Luke Dreiling as "Valentin" was quite good as well, but I was often left feeling that he was trying too hard to "act" the part, causing a lot of his dialogue to come across very subtle, and often times, lost. Vocally, he sang the part very well and had all of the high notes. He tended to rush the tempo in several of his songs, but this could be attributed to nerves as opposed to inability to actually keep a steady tempo. He gave a very credible performance against Porter's "Molina."
Barbara Cole Uterheardt as "Molina's Mother" is also a knock-out in this show. For as little stage time that she has, she makes it one of the most memorable characters within the show. The scenes she shared with "Molina" were on the verge of heart-breaking, and I found myself fighting back tears during her "goodbye" scene to Molina. I'd also call her performance brilliant.
Charlie Miller as "The Warden" was also a stand-out. He was very sinister and evil in a Hannibal Lecter kind of way. Every scene he had creeped me out. His portrayal worked excellently. He was very understated, without being over the top, and still scared me. Good job.
I think Greg Poulos has done an amazing job directing this show, considering the size of Onstageís performance space. The only major issue I had with his choices though, was with the staging for the final scene between Molina and Valentin. I believe that this should be the most intense moment in the show for the audience, and instead of intense, it was far more emotional and intimate. It's not that I didn't like it that way; it actually made the show more about their relationship. Perhaps I'm merely stating this without regard to how he and the actors shaped their characters, but as an audience member, I wanted to be more "on edge" during this scene and it just didn't happen. I think that having Molina and Valentin be kept apart by restraints or by the prison guards would've made it a little more effective. But again, Poulos did an incredible job overall.

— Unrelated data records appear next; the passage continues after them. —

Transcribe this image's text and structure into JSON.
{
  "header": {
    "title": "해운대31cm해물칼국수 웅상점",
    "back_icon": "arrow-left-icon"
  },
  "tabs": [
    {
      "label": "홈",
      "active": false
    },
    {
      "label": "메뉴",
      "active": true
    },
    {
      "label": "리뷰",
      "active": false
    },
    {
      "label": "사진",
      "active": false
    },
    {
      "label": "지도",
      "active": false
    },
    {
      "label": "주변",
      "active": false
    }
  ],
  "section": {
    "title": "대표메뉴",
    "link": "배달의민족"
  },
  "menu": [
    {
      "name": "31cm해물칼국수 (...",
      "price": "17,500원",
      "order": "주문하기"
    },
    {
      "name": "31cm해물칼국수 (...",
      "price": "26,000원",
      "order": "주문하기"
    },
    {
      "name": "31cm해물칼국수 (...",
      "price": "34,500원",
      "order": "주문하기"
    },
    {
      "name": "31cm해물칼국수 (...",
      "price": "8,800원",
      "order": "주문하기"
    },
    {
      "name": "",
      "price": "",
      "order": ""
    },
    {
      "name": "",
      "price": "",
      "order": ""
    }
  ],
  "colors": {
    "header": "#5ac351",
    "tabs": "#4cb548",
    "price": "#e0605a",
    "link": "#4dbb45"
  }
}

As I said earlier, the technical aspects of this show could have been better. In my opinion, the costumes needed the most work. They just weren't very good. Everyone on stage, especially the prisoners, looked too "neat". They should've been dirtier or older looking. And I agree with "mapobeancake" here as well--the tropical shirts were just pure laziness for such an energetic Act One finale. They definitely needed more of a Latin-feel to them. I also felt the use of 24601 for one of the prisoner's numbers was a bit too much, but I did get a good laugh once I realized it. Brian Porter also seemed to have trouble with a quick-change at the end of the show into a full tuxedo. Hopefully, this wasn't also the fault of the costume designer.
The set was also very bland, but I can forgive this more than the costumes due to the fact that the show is set in a prison, and prisons don't tend to be very exciting in the way of design. I thought it could've looked a little dirtier as well though. However, I did think the way that the Spider Woman's web was designed was very effective. I feel like the lighting design really made this work. The lighting was excellent for this show.
I hope a lot more people come out to see this show. I've seen a lot of wonderful productions at Onstage, and as a theatre lover and patron, it always saddens me to see such poor attendance for such good shows. I'm hoping this review will help get the word out so that you won't miss these amazing performances of a musical which is rarely staged.
by David Shire (music), Richard Maltby, Jr. (lyrics)